Overcoming a running injury is inherently negative. It just feels like damage control mode. Running injuries feel more about digging yourself out of a hole, and less about accomplishing something significant.
Every over training injury is unique and can have a unique healing timeline. But it all depends upon what you do.
How can you make the mental shift between a coaches plan a doctor’s plan?
Today on the Doc On The Run Podcast were talking about two perspectives for recovering runners.View Details »
When you decide to sign up for a race, you start training.
You follow a specific plan that you know will get you stronger and stronger, day-by-day.
You make a plan to get to your race, prepared to achieve your goal time.
But what happens when you get injured?
You basically do something completely opposite, completely different, and not at all in alignment with the strengthening process that you know works when you’re training.
Today on the Doc On The Run podcast, we’re talking about why you need to execute your healing plan with the same tenacity you execute a training plan.View Details »
All overtraining injuries are the result of too much tissue damage, without enough recovery to fully heal, before the next workout “causes” a running injury.
My personal belief is that most running injuries are the result of failing to trust your training plan and your coach.
You need a coach to help you stay on track.
I think a coach is someone who can quiet your fears when its time to push the limits. Someone who truly know the difference between fear, pain and real danger.
But you have to trust your coach if you want to ride that line.
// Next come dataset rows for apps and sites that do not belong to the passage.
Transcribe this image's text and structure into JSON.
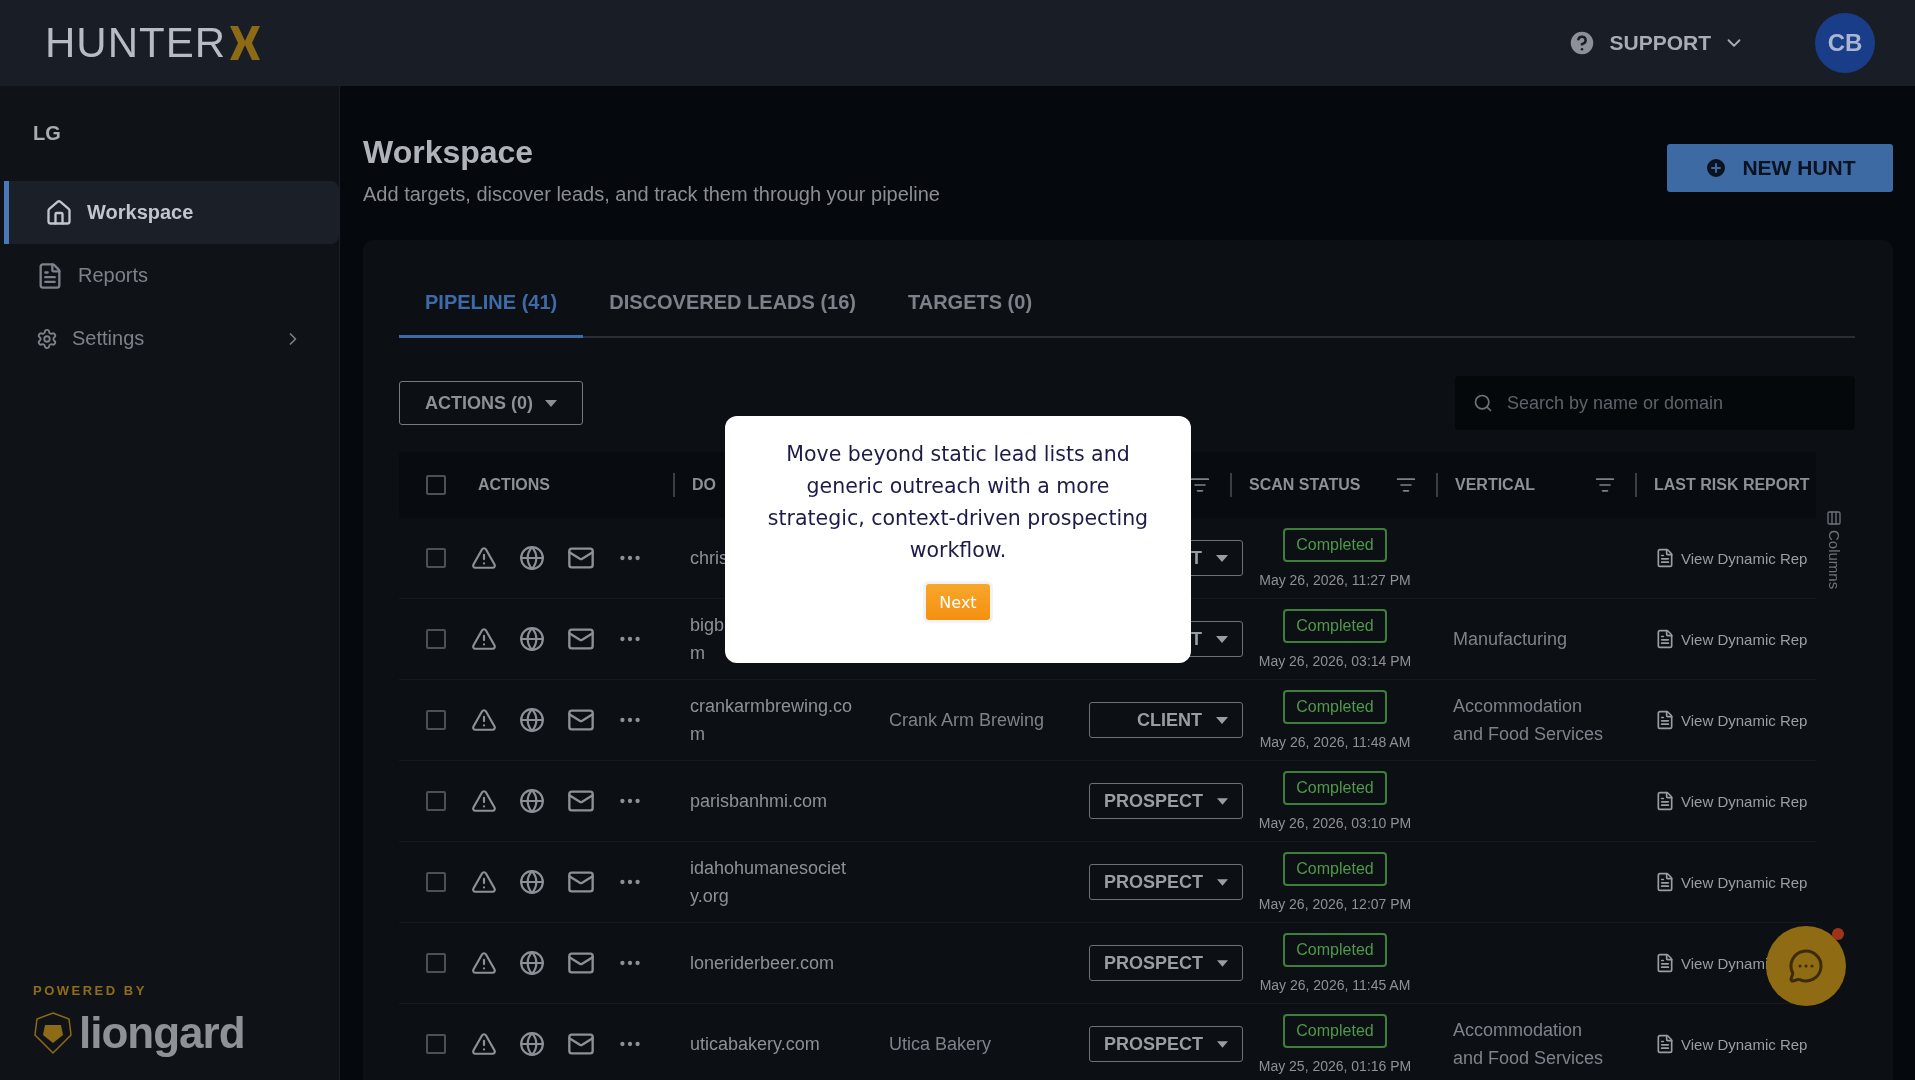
{
  "brand": {
    "name": "HUNTER"
  },
  "header": {
    "support": "SUPPORT",
    "avatar": "CB"
  },
  "sidebar": {
    "org": "LG",
    "items": [
      {
        "label": "Workspace",
        "selected": true,
        "expandable": false
      },
      {
        "label": "Reports",
        "selected": false,
        "expandable": false
      },
      {
        "label": "Settings",
        "selected": false,
        "expandable": true
      }
    ],
    "powered_by": "POWERED BY",
    "partner": "liongard"
  },
  "page": {
    "title": "Workspace",
    "subtitle": "Add targets, discover leads, and track them through your pipeline",
    "new_button": "NEW HUNT"
  },
  "tabs": [
    {
      "label": "PIPELINE (41)",
      "selected": true
    },
    {
      "label": "DISCOVERED LEADS (16)",
      "selected": false
    },
    {
      "label": "TARGETS (0)",
      "selected": false
    }
  ],
  "actions_button": "ACTIONS (0)",
  "search": {
    "placeholder": "Search by name or domain"
  },
  "table": {
    "all_selected": false,
    "columns": [
      {
        "label": "ACTIONS"
      },
      {
        "label": "DO"
      },
      {},
      {
        "filter": true
      },
      {
        "label": "SCAN STATUS",
        "filter": true
      },
      {
        "label": "VERTICAL",
        "filter": true
      },
      {
        "label": "LAST RISK REPORT"
      }
    ],
    "rows": [
      {
        "selected": false,
        "domain": "chris",
        "status": "T",
        "scan_status": "Completed",
        "scan_time": "May 26, 2026, 11:27 PM",
        "report": "View Dynamic Rep"
      },
      {
        "selected": false,
        "domain": "bigb\nm",
        "status": "T",
        "scan_status": "Completed",
        "scan_time": "May 26, 2026, 03:14 PM",
        "vertical": "Manufacturing",
        "report": "View Dynamic Rep"
      },
      {
        "selected": false,
        "domain": "crankarmbrewing.com",
        "company": "Crank Arm Brewing",
        "status": "CLIENT",
        "scan_status": "Completed",
        "scan_time": "May 26, 2026, 11:48 AM",
        "vertical": "Accommodation and Food Services",
        "report": "View Dynamic Rep"
      },
      {
        "selected": false,
        "domain": "parisbanhmi.com",
        "status": "PROSPECT",
        "scan_status": "Completed",
        "scan_time": "May 26, 2026, 03:10 PM",
        "report": "View Dynamic Rep"
      },
      {
        "selected": false,
        "domain": "idahohumanesociety.org",
        "status": "PROSPECT",
        "scan_status": "Completed",
        "scan_time": "May 26, 2026, 12:07 PM",
        "report": "View Dynamic Rep"
      },
      {
        "selected": false,
        "domain": "loneriderbeer.com",
        "status": "PROSPECT",
        "scan_status": "Completed",
        "scan_time": "May 26, 2026, 11:45 AM",
        "report": "View Dynami"
      },
      {
        "selected": false,
        "domain": "uticabakery.com",
        "company": "Utica Bakery",
        "status": "PROSPECT",
        "scan_status": "Completed",
        "scan_time": "May 25, 2026, 01:16 PM",
        "vertical": "Accommodation and Food Services",
        "report": "View Dynamic Rep"
      }
    ]
  },
  "columns_toggle": "Columns",
  "tour": {
    "text": "Move beyond static lead lists and generic outreach with a more strategic, context-driven prospecting workflow.",
    "button": "Next"
  },
  "chat": {
    "unread": true
  }
}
Today on the Doc On the Run Podcast, we’re talking about how failure to trust causes running injuries.View Details »